* Task statement *
For each line below that holds the word "Digital", make a copy.

Dataset excerpts
== == ==

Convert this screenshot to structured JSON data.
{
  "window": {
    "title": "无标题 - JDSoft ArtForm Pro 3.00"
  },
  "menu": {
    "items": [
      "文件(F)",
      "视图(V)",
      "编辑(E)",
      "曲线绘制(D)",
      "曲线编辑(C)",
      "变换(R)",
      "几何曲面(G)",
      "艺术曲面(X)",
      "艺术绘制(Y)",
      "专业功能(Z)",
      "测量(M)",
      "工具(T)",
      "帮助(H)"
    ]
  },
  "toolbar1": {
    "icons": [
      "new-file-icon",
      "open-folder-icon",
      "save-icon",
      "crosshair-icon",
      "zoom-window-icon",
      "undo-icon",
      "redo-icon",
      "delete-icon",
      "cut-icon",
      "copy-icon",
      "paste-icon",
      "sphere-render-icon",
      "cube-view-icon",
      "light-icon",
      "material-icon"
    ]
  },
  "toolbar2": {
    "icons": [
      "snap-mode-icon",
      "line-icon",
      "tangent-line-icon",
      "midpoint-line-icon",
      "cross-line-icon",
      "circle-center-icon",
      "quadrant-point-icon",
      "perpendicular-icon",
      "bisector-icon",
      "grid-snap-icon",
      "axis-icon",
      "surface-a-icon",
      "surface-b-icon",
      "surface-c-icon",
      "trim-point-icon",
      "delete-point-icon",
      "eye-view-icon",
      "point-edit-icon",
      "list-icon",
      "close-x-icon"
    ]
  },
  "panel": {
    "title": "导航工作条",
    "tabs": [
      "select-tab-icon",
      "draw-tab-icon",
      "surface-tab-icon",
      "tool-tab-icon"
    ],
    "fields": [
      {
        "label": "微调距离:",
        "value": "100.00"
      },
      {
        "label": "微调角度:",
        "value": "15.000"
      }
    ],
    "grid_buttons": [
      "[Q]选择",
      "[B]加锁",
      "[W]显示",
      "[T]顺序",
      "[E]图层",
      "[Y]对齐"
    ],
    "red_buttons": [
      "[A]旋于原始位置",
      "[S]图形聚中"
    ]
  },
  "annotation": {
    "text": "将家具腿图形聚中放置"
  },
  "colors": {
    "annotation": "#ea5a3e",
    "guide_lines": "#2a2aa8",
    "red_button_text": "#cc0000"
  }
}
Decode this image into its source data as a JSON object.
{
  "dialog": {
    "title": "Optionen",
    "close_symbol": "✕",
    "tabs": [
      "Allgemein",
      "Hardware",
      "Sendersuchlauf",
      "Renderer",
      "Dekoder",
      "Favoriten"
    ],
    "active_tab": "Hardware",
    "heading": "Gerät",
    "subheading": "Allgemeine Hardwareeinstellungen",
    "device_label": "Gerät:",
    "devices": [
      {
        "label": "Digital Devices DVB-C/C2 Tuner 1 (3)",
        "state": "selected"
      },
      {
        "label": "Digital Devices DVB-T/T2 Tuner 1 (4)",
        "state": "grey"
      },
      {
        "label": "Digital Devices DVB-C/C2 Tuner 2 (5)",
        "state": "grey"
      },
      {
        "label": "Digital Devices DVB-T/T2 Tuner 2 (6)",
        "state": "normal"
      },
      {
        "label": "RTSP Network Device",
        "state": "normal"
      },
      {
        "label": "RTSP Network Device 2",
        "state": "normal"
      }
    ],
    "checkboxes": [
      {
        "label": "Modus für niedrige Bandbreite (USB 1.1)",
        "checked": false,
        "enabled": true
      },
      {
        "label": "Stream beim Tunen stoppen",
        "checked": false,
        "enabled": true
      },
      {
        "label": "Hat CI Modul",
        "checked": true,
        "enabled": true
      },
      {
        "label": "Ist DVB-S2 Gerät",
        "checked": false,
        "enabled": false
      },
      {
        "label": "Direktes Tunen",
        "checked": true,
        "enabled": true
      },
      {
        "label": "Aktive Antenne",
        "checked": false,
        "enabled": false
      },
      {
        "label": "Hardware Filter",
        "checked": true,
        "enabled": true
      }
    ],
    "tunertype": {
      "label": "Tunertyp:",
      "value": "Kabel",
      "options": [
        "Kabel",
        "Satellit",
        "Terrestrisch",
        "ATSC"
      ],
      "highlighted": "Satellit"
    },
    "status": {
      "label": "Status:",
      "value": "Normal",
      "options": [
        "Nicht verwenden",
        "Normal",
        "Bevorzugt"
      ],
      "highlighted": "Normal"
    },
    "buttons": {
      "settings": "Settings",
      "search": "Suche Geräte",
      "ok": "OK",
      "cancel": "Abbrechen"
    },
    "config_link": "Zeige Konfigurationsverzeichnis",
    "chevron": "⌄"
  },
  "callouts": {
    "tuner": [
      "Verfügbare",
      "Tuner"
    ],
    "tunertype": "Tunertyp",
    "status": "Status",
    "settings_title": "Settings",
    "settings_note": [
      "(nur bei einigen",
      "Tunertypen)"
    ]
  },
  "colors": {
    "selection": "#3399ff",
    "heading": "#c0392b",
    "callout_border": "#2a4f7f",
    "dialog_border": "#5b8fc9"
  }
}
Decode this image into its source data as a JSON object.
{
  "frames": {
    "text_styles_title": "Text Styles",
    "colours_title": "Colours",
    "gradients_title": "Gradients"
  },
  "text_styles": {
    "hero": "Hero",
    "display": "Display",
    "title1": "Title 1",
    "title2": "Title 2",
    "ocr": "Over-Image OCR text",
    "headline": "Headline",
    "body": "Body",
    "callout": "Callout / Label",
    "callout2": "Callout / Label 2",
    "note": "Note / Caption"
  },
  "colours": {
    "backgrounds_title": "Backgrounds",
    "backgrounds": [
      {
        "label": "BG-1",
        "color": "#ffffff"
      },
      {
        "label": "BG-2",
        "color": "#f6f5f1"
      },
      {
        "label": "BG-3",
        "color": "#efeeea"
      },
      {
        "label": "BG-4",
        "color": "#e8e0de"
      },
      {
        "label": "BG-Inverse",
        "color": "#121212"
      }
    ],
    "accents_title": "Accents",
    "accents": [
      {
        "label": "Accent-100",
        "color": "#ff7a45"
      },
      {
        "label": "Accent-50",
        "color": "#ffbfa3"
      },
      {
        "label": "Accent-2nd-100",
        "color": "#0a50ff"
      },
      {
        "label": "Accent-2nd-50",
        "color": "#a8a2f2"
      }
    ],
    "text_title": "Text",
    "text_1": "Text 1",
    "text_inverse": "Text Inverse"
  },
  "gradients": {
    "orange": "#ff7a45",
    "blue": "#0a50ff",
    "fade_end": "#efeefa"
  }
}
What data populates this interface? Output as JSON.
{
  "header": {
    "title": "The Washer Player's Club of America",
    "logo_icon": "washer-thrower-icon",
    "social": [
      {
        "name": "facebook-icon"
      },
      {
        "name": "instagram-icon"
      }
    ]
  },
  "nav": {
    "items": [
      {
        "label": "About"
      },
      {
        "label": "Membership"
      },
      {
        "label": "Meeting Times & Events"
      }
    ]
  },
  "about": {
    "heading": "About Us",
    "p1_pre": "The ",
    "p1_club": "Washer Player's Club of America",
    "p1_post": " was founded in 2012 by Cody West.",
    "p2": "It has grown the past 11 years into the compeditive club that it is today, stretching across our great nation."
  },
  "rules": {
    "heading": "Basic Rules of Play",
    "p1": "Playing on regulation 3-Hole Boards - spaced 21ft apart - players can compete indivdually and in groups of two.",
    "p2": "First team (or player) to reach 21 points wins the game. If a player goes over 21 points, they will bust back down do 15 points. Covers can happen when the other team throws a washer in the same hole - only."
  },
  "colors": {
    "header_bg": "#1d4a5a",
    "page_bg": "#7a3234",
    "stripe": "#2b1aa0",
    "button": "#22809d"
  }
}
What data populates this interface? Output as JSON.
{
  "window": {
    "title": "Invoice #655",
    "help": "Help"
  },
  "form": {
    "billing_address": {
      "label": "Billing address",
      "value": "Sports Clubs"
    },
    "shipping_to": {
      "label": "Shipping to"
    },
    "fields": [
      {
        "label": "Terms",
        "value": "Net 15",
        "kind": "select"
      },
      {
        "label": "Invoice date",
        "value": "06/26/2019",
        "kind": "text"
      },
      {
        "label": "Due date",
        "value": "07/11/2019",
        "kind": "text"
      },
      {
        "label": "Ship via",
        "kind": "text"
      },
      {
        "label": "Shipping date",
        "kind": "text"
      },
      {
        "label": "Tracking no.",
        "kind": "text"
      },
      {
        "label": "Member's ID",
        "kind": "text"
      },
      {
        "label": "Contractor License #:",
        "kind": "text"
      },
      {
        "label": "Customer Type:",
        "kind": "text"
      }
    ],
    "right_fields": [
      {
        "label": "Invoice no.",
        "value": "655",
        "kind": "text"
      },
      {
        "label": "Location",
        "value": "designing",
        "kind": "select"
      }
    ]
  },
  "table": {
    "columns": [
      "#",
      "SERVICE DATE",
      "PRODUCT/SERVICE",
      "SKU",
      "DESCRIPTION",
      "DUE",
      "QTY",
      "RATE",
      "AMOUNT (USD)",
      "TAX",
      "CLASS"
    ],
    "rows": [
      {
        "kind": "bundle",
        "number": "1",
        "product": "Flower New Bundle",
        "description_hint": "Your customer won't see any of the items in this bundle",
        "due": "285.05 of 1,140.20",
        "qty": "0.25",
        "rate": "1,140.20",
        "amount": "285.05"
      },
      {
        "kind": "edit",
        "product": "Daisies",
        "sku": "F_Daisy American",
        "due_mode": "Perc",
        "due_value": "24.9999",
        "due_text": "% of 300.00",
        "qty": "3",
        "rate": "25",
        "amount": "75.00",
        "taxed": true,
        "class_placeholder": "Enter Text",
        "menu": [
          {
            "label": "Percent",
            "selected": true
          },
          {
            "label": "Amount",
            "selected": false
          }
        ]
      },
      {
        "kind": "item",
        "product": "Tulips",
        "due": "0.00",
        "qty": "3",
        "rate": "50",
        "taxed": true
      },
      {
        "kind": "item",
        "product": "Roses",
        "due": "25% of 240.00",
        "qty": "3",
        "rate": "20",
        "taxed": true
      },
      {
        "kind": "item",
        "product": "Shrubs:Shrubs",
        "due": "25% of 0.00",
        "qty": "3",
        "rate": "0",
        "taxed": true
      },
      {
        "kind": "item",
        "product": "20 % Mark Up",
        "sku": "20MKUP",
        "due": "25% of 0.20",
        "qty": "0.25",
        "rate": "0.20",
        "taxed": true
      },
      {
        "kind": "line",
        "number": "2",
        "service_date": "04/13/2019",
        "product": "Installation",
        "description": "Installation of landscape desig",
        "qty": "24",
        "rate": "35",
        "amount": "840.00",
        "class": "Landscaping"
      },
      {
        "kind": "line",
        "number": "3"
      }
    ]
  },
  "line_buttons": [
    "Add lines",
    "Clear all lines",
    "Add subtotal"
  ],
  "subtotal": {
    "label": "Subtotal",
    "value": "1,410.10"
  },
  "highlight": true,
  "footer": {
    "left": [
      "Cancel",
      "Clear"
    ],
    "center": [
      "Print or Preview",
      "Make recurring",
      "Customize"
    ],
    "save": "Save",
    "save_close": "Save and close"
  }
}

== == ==

* Result for this exercise *
        "label": "Digital Devices DVB-C/C2 Tuner 1 (3)",
        "label": "Digital Devices DVB-T/T2 Tuner 1 (4)",
        "label": "Digital Devices DVB-C/C2 Tuner 2 (5)",
        "label": "Digital Devices DVB-T/T2 Tuner 2 (6)",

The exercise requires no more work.